▶ **WHAT TO WORK ON**: Quote the records below in full, exactly as given, with the images taken out.
---------- LISTED ENTRIES
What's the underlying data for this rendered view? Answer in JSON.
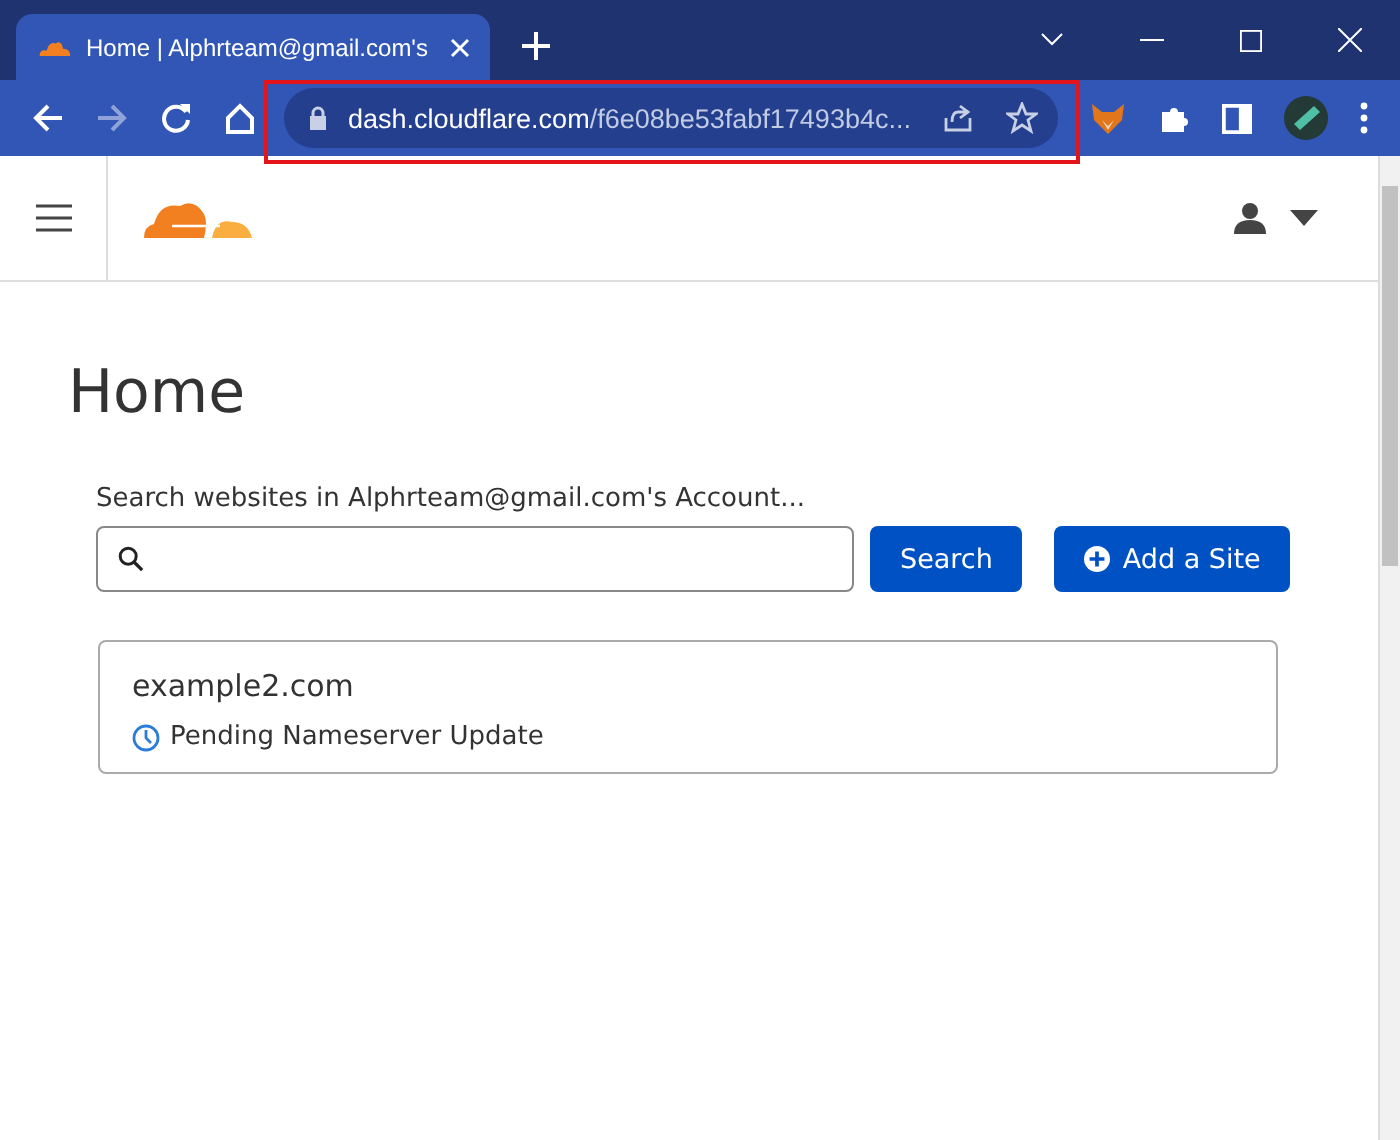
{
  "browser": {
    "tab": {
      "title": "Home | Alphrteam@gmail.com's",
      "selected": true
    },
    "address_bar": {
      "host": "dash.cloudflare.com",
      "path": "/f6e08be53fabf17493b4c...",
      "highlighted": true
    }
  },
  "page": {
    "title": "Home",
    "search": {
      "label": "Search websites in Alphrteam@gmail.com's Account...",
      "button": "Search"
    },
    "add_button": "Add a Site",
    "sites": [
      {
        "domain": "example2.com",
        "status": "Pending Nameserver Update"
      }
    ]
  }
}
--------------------
▶ **SOLUTION FOR THIS EXERCISE**:
What's the underlying data for this rendered view? Answer in JSON.
{
  "browser": {
    "tab": {
      "title": "Home | Alphrteam@gmail.com's",
      "selected": true
    },
    "address_bar": {
      "host": "dash.cloudflare.com",
      "path": "/f6e08be53fabf17493b4c...",
      "highlighted": true
    }
  },
  "page": {
    "title": "Home",
    "search": {
      "label": "Search websites in Alphrteam@gmail.com's Account...",
      "button": "Search"
    },
    "add_button": "Add a Site",
    "sites": [
      {
        "domain": "example2.com",
        "status": "Pending Nameserver Update"
      }
    ]
  }
}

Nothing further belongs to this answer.